Pilot programme to facilitate hiring of foreign talent in tech companies

The Economic Development Board and Enterprise Singapore announced plans to pilot Tech@SG, which will aim to help tech companies grow in Singapore and expand in the region.
The Economic Development Board and Enterprise Singapore announced plans to pilot Tech@SG, which will aim to help tech companies grow in Singapore and expand in the region.PHOTO: ST FILE

SINGAPORE - Foreign professionals looking to work here as core team members of technology companies might have more flexible requirements over the application of their Employment Pass (EP).

The Economic Development Board (EDB) and Enterprise Singapore announced plans on Tuesday (July 30) to pilot Tech @ SG, which is planned to help tech companies grow in Singapore and expand in the region.

The pilot programme will start in the fourth quarter of this year and will last for two years.

The agencies said that, under the programme, technology companies will have the EP application of their core team members facilitated to help them get talent they need to set up teams here.

But both EDB and Enterprise Singapore did not detail how EP applications for foreign talent will be different for these companies. When asked by The Straits Times to elaborate, an EDB spokesman said manpower flexibilities for the applications of some team members will be provided, if needed.

"This includes considering alternative factors in the application if needed, such as the stock options remuneration of the core team members, or if they have deep skills in place of formal academic qualifications," said the spokesman.

The Ministry of Manpower's website states that the EP is for foreign professionals who have a job offer here, work in a managerial, executive or specialised job, earn a fixed monthly salary of at least $3,600 and have acceptable qualifications. It added that this usually means a good university degree, professional qualifications or specialist skills.

Mr Edwin Chow, the assistant chief executive officer of Enterprise Singapore, said: "Our high-growth companies with technology needs will benefit from the expertise that global tech talent can bring.

"This is especially so for tech start-ups that require the resources to strengthen their tech capabilities and scale up more quickly."

The two agencies said in their release that, under the pilot, high-potential companies in growth areas such as digital, medtech, biotech, cleantech, agritech and fintech will get access to business networks and talent needed to set up new teams in Singapore.

This, they added, includes connecting the companies to relevant organisations and start-ups here, as well as facilitating the entry of core team members. They did not specify how this will be done.

 
 
 
 

In a study released last month, recruitment consultancy Robert Walters found that in South-east Asia, close to 70 per cent of hiring managers took at least three months to fill an open tech position.

The shortage of tech talent has negatively affected the speed of product development, according to 70 per cent of hiring managers surveyed this April.

And research by specialised recruiter Robert Half last year found that more than 90 per cent of Singaporean IT leaders were concerned Singapore does not have the IT talent readily available to build a Smart Nation-ready workforce.

Artificial intelligence-solutions developer Taiger is one of the companies that welcomed the news of this pilot.

Its founder and CEO Sinuhe Arroyo said: "We are very optimistic about this pilot and its role in accelerating Taiger's growth in Singapore.

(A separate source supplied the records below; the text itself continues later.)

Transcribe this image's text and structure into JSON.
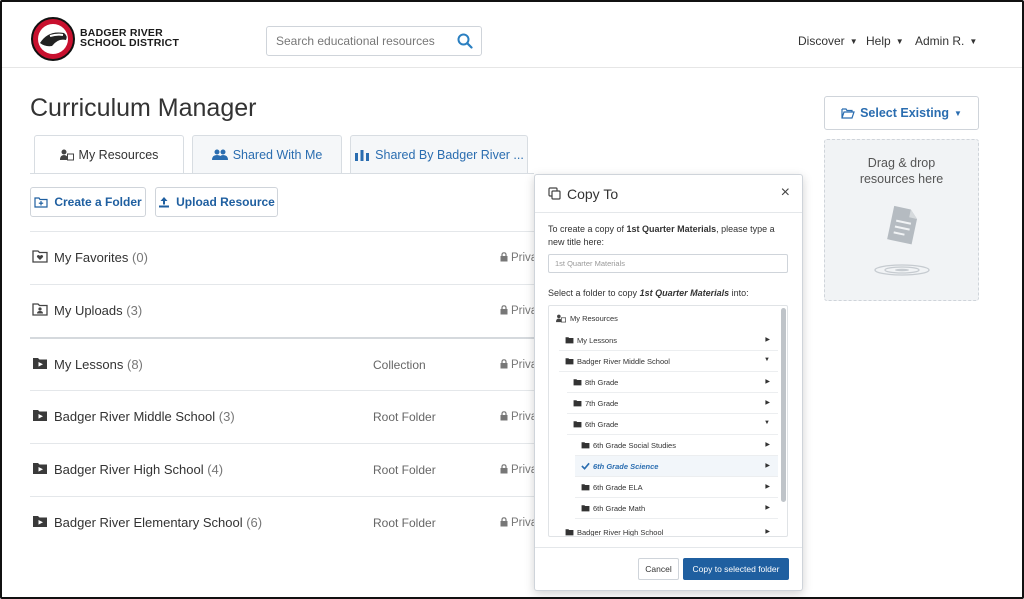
{
  "brand": {
    "name_line1": "BADGER RIVER",
    "name_line2": "SCHOOL DISTRICT"
  },
  "search": {
    "placeholder": "Search educational resources"
  },
  "topnav": {
    "discover": "Discover",
    "help": "Help",
    "user": "Admin R."
  },
  "page": {
    "title": "Curriculum Manager"
  },
  "tabs": [
    {
      "label": "My Resources",
      "active": true
    },
    {
      "label": "Shared With Me",
      "active": false
    },
    {
      "label": "Shared By Badger River ...",
      "active": false
    }
  ],
  "actions": {
    "create_folder": "Create a Folder",
    "upload_resource": "Upload Resource"
  },
  "resources": [
    {
      "name": "My Favorites",
      "count": "(0)",
      "type": "",
      "privacy": "Priva"
    },
    {
      "name": "My Uploads",
      "count": "(3)",
      "type": "",
      "privacy": "Priva"
    },
    {
      "name": "My Lessons",
      "count": "(8)",
      "type": "Collection",
      "privacy": "Priva"
    },
    {
      "name": "Badger River Middle School",
      "count": "(3)",
      "type": "Root Folder",
      "privacy": "Priva"
    },
    {
      "name": "Badger River High School",
      "count": "(4)",
      "type": "Root Folder",
      "privacy": "Priva"
    },
    {
      "name": "Badger River Elementary School",
      "count": "(6)",
      "type": "Root Folder",
      "privacy": "Priva"
    }
  ],
  "sidebar": {
    "select_existing": "Select Existing",
    "dropzone_line1": "Drag & drop",
    "dropzone_line2": "resources here"
  },
  "modal": {
    "title": "Copy To",
    "close": "×",
    "instr_pre": "To create a copy of ",
    "instr_bold": "1st Quarter Materials",
    "instr_post": ", please type a new title here:",
    "input_value": "1st Quarter Materials",
    "select_pre": "Select a folder to copy ",
    "select_bold": "1st Quarter Materials",
    "select_post": " into:",
    "tree": [
      {
        "label": "My Resources",
        "depth": 0,
        "arrow": "",
        "kind": "root"
      },
      {
        "label": "My Lessons",
        "depth": 1,
        "arrow": "▶",
        "kind": "folder"
      },
      {
        "label": "Badger River Middle School",
        "depth": 1,
        "arrow": "▼",
        "kind": "folder"
      },
      {
        "label": "8th Grade",
        "depth": 2,
        "arrow": "▶",
        "kind": "folder"
      },
      {
        "label": "7th Grade",
        "depth": 2,
        "arrow": "▶",
        "kind": "folder"
      },
      {
        "label": "6th Grade",
        "depth": 2,
        "arrow": "▼",
        "kind": "folder"
      },
      {
        "label": "6th Grade Social Studies",
        "depth": 3,
        "arrow": "▶",
        "kind": "folder"
      },
      {
        "label": "6th Grade Science",
        "depth": 3,
        "arrow": "▶",
        "kind": "selected"
      },
      {
        "label": "6th Grade ELA",
        "depth": 3,
        "arrow": "▶",
        "kind": "folder"
      },
      {
        "label": "6th Grade Math",
        "depth": 3,
        "arrow": "▶",
        "kind": "folder"
      },
      {
        "label": "Badger River High School",
        "depth": 1,
        "arrow": "▶",
        "kind": "folder"
      }
    ],
    "cancel": "Cancel",
    "copy": "Copy to selected folder"
  },
  "colors": {
    "accent": "#1f5fa0",
    "link": "#2a6db0",
    "border": "#cfd4da"
  }
}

The AI space is highly competitive.

"Timely onboarding of the right talents is critical to our success in developing world-class AI solutions as well as seizing market opportunities. Entry facilitation for core team members will expedite this onboarding process."